I was so skeptical of the sixth Mission: Impossible movie that I didn’t put it on my list of most anticipated movies this year, even though I loved the last three dearly. I was influenced by the news stories about it: Christopher McQuarrie bucking the trend of having a new director for each film. Jeremy Renner choosing to be in Avengers 3 over this. Henry Cavill growing the world’s most expensive mustache. We were due for a disappointment, it seemed inevitable. I was wrong: instead we got the best Mission: Impossible yet.
Yes, Christopher McQuarrie’s return was always going to be controversial for series fans, but it works for two reasons. The first is that McQuarrie has switched up his style, writing a much darker story and working with a new crew to create a tone distinct from Rogue Nation, perhaps closest to harrowing exploits of Mission: Impossible III. The second is that this is the first direct sequel in the series’ history, dealing with the “fallout” of the IMF taking down Solomon Lane (Sean Harris) without also killing every single member of The Syndicate.
The remaining members of The Syndicate have rebranded themselves as The Apostles and, thanks to an operation gone bad in Berlin, are in possession of three nuclear bombs. Ethan Hunt (Tom Cruise) and his team of aspiring field agent Benji (Simon Pegg) and un-retired badass Luther (Ving Rhames) are tasked with getting the plutonium back, with the CIA insisting the team bring along one of their agents; gigantic, manly man August Walker (Henry Cavill). Their mission becomes even more impossible when Ilsa Faust (Rebecca Ferguson) reappears and seems to have an agenda of her own.

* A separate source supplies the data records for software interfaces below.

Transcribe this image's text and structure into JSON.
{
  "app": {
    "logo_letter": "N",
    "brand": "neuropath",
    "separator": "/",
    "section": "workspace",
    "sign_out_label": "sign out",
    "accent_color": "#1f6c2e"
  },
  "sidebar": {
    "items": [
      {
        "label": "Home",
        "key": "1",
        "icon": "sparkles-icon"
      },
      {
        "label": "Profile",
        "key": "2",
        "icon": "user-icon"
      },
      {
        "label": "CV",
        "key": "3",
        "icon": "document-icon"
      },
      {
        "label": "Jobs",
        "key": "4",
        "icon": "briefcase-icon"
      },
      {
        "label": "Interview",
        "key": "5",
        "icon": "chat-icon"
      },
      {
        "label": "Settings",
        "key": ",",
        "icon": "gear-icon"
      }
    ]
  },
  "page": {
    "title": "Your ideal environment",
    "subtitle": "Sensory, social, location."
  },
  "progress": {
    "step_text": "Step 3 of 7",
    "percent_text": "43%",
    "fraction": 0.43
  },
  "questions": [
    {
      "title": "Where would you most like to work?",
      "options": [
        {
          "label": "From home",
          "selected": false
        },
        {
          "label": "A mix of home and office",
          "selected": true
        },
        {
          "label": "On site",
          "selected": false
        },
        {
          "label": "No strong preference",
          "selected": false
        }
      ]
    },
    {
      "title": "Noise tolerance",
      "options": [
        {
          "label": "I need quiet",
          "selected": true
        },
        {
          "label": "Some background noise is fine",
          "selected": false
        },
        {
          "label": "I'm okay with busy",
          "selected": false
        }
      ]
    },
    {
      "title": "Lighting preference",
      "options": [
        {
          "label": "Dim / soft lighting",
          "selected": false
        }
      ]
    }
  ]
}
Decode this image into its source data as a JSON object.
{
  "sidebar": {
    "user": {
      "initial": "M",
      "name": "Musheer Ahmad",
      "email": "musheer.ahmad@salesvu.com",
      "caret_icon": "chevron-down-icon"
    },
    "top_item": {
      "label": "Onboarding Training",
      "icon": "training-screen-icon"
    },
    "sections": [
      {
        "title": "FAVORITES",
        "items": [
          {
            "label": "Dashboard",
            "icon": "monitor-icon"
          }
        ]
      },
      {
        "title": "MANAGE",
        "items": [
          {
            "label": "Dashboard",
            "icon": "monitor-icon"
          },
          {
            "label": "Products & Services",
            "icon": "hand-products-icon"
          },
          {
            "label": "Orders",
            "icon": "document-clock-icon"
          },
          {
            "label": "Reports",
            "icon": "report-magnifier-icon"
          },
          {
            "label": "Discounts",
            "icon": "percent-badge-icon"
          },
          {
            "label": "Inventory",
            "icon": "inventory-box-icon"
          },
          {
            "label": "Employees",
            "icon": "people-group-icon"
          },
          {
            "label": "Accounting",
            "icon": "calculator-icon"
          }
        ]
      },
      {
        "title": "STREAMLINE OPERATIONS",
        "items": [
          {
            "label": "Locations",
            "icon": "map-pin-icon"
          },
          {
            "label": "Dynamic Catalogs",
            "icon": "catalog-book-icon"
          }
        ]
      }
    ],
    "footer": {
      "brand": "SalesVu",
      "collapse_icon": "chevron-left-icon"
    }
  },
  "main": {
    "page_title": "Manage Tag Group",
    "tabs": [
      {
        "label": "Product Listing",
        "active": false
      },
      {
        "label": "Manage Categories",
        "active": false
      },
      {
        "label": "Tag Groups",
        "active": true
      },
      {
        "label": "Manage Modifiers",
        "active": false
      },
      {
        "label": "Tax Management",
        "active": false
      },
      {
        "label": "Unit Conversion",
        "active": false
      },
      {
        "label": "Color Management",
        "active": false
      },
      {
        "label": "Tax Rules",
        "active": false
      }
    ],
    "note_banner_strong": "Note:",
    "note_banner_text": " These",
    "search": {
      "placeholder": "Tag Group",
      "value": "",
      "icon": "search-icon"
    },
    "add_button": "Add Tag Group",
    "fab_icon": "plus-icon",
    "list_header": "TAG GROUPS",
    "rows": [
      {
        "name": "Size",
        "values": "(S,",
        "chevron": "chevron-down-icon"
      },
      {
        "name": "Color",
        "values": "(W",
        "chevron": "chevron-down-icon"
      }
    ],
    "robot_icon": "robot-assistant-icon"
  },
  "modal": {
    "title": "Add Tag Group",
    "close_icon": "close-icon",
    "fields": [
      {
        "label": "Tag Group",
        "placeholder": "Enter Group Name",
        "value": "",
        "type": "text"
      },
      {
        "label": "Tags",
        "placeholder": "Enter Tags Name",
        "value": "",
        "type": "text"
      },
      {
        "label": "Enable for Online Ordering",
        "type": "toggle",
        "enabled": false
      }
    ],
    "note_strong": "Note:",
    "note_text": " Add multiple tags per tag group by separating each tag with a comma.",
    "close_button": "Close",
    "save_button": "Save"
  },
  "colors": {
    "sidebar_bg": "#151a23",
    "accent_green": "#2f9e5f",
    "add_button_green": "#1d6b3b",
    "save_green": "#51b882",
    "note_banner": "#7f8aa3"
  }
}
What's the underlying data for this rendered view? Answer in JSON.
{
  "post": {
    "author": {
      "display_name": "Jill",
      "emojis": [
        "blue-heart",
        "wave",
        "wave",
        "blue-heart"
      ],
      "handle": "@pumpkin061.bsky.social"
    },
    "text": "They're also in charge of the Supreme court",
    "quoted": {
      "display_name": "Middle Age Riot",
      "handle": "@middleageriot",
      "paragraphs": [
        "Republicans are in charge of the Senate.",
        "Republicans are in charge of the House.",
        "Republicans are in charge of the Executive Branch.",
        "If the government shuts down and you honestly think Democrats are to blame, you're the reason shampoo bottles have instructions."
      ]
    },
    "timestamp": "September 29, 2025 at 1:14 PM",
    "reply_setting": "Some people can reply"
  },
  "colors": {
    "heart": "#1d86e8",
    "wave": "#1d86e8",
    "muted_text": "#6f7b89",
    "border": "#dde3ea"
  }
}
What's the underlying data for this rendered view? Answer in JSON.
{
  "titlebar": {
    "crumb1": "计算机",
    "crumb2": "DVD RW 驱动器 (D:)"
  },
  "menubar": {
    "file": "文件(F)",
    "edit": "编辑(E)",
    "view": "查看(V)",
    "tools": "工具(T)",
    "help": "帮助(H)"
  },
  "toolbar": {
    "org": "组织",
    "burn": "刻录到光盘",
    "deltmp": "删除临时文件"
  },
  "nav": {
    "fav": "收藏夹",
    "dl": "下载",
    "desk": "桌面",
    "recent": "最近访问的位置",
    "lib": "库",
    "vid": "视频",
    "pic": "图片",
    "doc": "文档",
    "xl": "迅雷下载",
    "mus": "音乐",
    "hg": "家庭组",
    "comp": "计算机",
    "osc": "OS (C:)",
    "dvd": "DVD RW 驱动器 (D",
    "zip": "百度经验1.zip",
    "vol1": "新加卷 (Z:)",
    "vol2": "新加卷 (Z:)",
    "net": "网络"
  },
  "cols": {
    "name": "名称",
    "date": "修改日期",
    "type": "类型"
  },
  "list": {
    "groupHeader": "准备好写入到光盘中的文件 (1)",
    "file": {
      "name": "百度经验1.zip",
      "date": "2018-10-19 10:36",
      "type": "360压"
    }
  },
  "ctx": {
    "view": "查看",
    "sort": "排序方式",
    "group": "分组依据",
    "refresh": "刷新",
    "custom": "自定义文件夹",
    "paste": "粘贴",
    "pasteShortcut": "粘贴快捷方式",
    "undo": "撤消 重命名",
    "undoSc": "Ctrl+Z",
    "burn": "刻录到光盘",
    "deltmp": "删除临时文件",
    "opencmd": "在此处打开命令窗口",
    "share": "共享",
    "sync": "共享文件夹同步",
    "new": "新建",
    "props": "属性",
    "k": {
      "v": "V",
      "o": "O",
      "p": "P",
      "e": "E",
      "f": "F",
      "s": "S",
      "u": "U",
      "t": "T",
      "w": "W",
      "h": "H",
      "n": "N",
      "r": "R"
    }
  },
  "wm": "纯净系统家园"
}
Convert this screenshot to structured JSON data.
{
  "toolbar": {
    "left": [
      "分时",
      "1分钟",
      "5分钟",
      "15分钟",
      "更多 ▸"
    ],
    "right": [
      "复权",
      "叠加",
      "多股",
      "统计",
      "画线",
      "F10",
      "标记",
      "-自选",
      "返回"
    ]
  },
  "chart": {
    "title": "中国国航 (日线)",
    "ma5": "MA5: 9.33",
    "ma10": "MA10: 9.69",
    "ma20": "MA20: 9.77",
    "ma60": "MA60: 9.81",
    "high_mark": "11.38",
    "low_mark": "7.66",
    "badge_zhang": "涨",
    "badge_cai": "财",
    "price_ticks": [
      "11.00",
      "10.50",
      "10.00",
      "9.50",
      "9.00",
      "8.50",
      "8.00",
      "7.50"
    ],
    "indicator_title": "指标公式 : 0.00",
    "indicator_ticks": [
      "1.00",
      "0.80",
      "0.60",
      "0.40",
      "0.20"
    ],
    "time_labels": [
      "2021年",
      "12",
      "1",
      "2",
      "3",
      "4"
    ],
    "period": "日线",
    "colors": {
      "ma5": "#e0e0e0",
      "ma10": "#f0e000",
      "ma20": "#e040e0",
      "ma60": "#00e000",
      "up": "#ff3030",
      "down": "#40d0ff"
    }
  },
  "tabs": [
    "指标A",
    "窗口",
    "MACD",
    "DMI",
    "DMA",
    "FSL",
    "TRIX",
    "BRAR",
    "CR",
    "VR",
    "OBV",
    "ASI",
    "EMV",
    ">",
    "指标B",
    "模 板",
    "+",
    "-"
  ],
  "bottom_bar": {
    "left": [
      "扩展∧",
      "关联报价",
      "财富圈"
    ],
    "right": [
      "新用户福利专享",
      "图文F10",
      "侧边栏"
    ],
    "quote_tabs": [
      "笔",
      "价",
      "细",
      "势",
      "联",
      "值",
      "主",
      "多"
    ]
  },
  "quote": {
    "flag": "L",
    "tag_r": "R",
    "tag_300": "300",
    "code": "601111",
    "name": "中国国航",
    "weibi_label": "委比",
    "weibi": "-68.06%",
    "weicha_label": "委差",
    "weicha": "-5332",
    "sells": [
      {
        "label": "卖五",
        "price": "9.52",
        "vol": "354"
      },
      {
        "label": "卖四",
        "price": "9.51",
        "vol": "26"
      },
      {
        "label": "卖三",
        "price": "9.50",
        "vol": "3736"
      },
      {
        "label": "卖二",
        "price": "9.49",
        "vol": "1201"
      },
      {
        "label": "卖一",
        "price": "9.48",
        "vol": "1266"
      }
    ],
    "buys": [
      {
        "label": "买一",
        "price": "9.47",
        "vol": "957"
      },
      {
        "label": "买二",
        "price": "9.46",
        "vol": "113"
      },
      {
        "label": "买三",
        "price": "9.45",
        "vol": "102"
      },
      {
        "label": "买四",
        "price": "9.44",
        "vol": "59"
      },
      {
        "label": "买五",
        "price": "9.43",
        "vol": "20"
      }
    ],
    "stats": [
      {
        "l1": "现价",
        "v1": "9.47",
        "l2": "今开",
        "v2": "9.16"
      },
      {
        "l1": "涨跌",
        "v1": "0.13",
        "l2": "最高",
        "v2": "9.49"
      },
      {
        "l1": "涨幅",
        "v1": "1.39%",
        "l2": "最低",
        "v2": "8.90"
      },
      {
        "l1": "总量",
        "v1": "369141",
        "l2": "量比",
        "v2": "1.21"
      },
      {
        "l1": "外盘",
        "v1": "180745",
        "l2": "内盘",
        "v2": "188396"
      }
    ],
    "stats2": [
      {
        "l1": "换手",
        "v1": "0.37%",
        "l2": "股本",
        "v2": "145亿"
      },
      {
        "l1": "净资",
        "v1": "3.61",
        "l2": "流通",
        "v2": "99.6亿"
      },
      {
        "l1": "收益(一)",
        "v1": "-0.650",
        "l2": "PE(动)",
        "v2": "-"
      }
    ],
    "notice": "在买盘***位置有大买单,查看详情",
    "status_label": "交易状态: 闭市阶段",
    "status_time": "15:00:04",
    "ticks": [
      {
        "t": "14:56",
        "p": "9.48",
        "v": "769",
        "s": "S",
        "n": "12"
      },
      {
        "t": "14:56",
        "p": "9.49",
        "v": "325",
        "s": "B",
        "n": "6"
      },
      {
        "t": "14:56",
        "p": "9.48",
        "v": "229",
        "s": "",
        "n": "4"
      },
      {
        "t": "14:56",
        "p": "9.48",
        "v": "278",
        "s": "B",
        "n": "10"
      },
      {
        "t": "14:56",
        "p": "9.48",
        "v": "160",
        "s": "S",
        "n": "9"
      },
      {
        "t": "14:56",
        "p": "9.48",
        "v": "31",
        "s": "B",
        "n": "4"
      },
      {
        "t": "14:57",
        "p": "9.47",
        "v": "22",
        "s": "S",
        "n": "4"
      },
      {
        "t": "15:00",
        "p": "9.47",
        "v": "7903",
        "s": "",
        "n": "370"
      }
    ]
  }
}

Mission: Impossible stories tend to exist purely to string together the action sequences, but Fallout raises the bar. Typically, these stories are motivated by MacGuffins, however, this time the movie shows early on what the consequences of the IMF failing would look like, which was effective enough to raise the stakes throughout. Also, most of the big twists and double crosses are condensed into one long scene of people betraying each other, which takes a confusing, dramatic aspect of these movies and turns it into a hilarious delight while simultaneously unmuddling the rest of the action. Plus, the way the movie chooses to pay off dangling character threads is surprisingly satisfying for a franchise that’s motto has always been “you don’t need to have seen any of the others to have a good time.”
You probably already know this, but the real joy of Fallout is watching all the stunts Tom Cruise did for real. The movie shows a HALO jump in one long take because this adrenaline junkie really did it, and they were able to get another guy crazy enough to do it backwards while holding an IMAX camera. The same goes for rooftop jumps, dizzying motorcycle chases, and even dangling from (and flying) a helicopter. It’s all so intense, while I was watching the movie I was getting the same feelings I had watching some of my other favorite action movies for the first time, like Fury Road and The Dark Knight. I’m not sure this is quite in that league, but it’s close. I know we got tired of watching that trailer, at least it was all worth it.